Things You'll Need
A can light's thermal overload protector disconnects the electricity to the light bulb when the lighting fixture's temperature rises above its maximum level. A functioning thermal overload protector turns on the electricity to the light bulb once it detects the fixture's temperature has dropped to an acceptable level. Replacement thermal overload protectors must match the original's thermal and voltage ratings. If the thermal overload protector routinely turns the light on and off, compare the light bulb's wattage rating to the fixture's maximum wattage rating. Light bulbs with a wattage rating exceeding the fixture's rating will overheat the fixture.
Turn off the can lighting system's circuit breaker.

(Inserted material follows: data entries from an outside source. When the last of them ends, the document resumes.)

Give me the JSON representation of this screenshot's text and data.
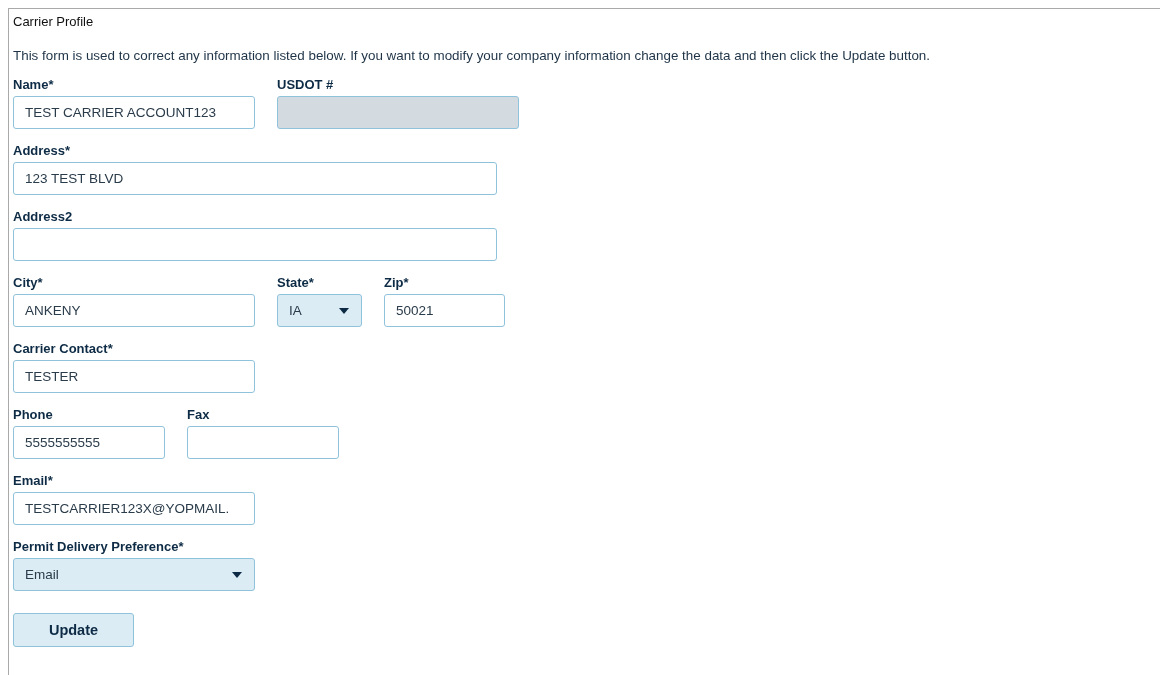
{
  "panel": {
    "title": "Carrier Profile",
    "description": "This form is used to correct any information listed below. If you want to modify your company information change the data and then click the Update button."
  },
  "rows": [
    [
      {
        "label": "Name*",
        "kind": "text",
        "value": "TEST CARRIER ACCOUNT123",
        "disabled": false
      },
      {
        "label": "USDOT #",
        "kind": "text",
        "disabled": true
      }
    ],
    [
      {
        "label": "Address*",
        "kind": "text",
        "value": "123 TEST BLVD",
        "disabled": false
      }
    ],
    [
      {
        "label": "Address2",
        "kind": "text",
        "disabled": false
      }
    ],
    [
      {
        "label": "City*",
        "kind": "text",
        "value": "ANKENY",
        "disabled": false
      },
      {
        "label": "State*",
        "kind": "select",
        "value": "IA",
        "disabled": false
      },
      {
        "label": "Zip*",
        "kind": "text",
        "value": "50021",
        "disabled": false
      }
    ],
    [
      {
        "label": "Carrier Contact*",
        "kind": "text",
        "value": "TESTER",
        "disabled": false
      }
    ],
    [
      {
        "label": "Phone",
        "kind": "text",
        "value": "5555555555",
        "disabled": false
      },
      {
        "label": "Fax",
        "kind": "text",
        "disabled": false
      }
    ],
    [
      {
        "label": "Email*",
        "kind": "text",
        "value": "TESTCARRIER123X@YOPMAIL.",
        "disabled": false
      }
    ],
    [
      {
        "label": "Permit Delivery Preference*",
        "kind": "select",
        "value": "Email",
        "disabled": false
      }
    ]
  ],
  "buttons": [
    "Update"
  ]
}
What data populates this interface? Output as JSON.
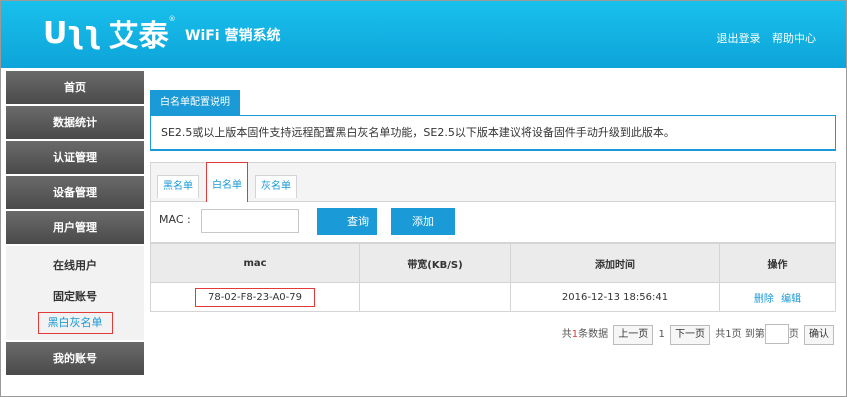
{
  "header": {
    "logo_mark": "Uʅʅ",
    "logo_text": "艾泰",
    "logo_tm": "®",
    "system_title": "WiFi 营销系统",
    "logout": "退出登录",
    "help": "帮助中心"
  },
  "sidebar": {
    "items": [
      {
        "label": "首页"
      },
      {
        "label": "数据统计"
      },
      {
        "label": "认证管理"
      },
      {
        "label": "设备管理"
      },
      {
        "label": "用户管理"
      }
    ],
    "sub_items": [
      {
        "label": "在线用户"
      },
      {
        "label": "固定账号"
      },
      {
        "label": "黑白灰名单"
      }
    ],
    "last_item": "我的账号"
  },
  "main": {
    "section_tab": "白名单配置说明",
    "info_text": "SE2.5或以上版本固件支持远程配置黑白灰名单功能，SE2.5以下版本建议将设备固件手动升级到此版本。",
    "tabs": [
      {
        "label": "黑名单"
      },
      {
        "label": "白名单"
      },
      {
        "label": "灰名单"
      }
    ],
    "mac_label": "MAC :",
    "mac_value": "",
    "query_button": "查询",
    "add_button": "添加",
    "table": {
      "headers": [
        "mac",
        "带宽(KB/S)",
        "添加时间",
        "操作"
      ],
      "rows": [
        {
          "mac": "78-02-F8-23-A0-79",
          "bandwidth": "",
          "time": "2016-12-13 18:56:41",
          "delete": "删除",
          "edit": "编辑"
        }
      ]
    },
    "pager": {
      "total_prefix": "共",
      "total_count": "1",
      "total_suffix": "条数据",
      "prev": "上一页",
      "current": "1",
      "next": "下一页",
      "pages": "共1页",
      "goto_prefix": "到第",
      "goto_suffix": "页",
      "confirm": "确认"
    }
  },
  "colors": {
    "header": "#0da4d9",
    "accent": "#1a9ad6",
    "highlight": "#e23a3a",
    "nav": "#4a4a4a"
  }
}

Open the cover on the can light's electrical box, using the correct screwdriver to remove the cover's retaining screw. The electrical box mounts to the top or side of the can light's housing.

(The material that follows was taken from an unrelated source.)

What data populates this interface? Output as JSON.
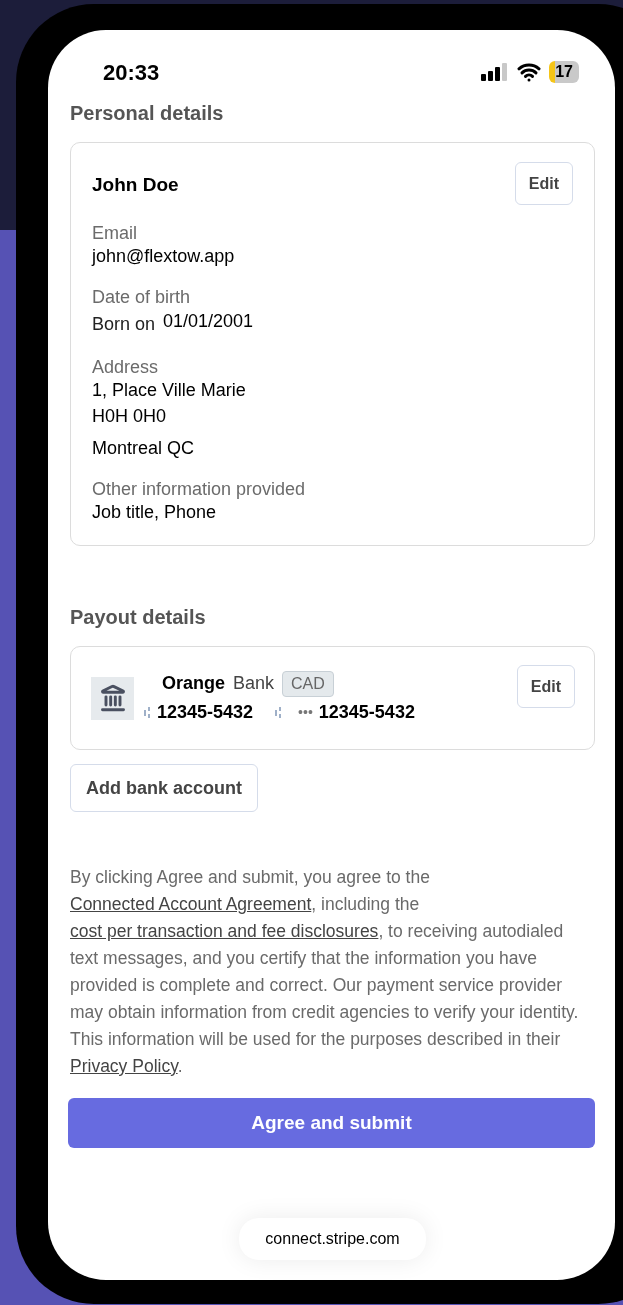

Remove the thermal overload protector's retaining clip with a slotted screwdriver. The thermal overload protector mounts against the can light's housing, usually near the top, and has two wire strands entering the electrical box.

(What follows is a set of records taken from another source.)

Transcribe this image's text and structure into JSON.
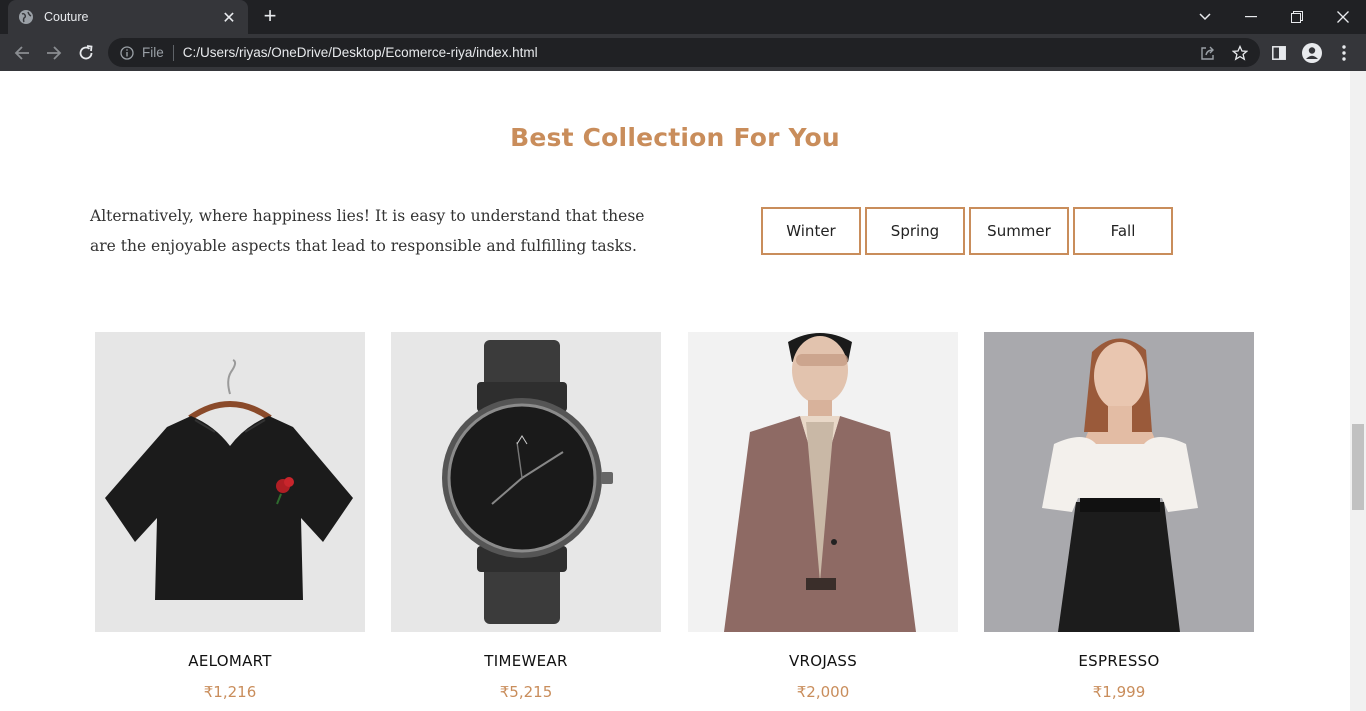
{
  "browser": {
    "tab_title": "Couture",
    "new_tab": "+",
    "omnibox_file": "File",
    "url": "C:/Users/riyas/OneDrive/Desktop/Ecomerce-riya/index.html"
  },
  "section": {
    "title": "Best Collection For You",
    "intro": "Alternatively, where happiness lies! It is easy to understand that these are the enjoyable aspects that lead to responsible and fulfilling tasks."
  },
  "seasons": [
    "Winter",
    "Spring",
    "Summer",
    "Fall"
  ],
  "products": [
    {
      "name": "AELOMART",
      "price": "₹1,216"
    },
    {
      "name": "TIMEWEAR",
      "price": "₹5,215"
    },
    {
      "name": "VROJASS",
      "price": "₹2,000"
    },
    {
      "name": "ESPRESSO",
      "price": "₹1,999"
    }
  ],
  "colors": {
    "accent": "#c98d5b",
    "chrome_dark": "#202124",
    "chrome_mid": "#35363a"
  }
}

Follow the thermal overload protector's wires into the can light's electrical box. Remove the wire nuts holding the protector's wires to the fixture's wires. Separate both sets of wires and pull the thermal overload protector off the light fixture.
Slip the new thermal overload protector's wires into the can light's electrical box, using the same hole the old protector's wires used.
Position the thermal overload protector on the can light's housing. Secure the overload protector to the housing with the retaining clip.
Connect the thermal overload protector's interchangeable wires to the can light's wires. Cover each wire connection with a wire nut. Adjust the overload protector's wires until the wires' insulation does not touch the can light's housing.
Set the cover on the can light's electrical box. Tighten the cover's screw with the correct screwdriver.
Based out of Central Florida, Robert Sylvus has been writing how-to and outdoor sports articles for various online publications since 2008. Sylvus has been a home improvement contractor since 1992. He is a certified HVAC universal technician.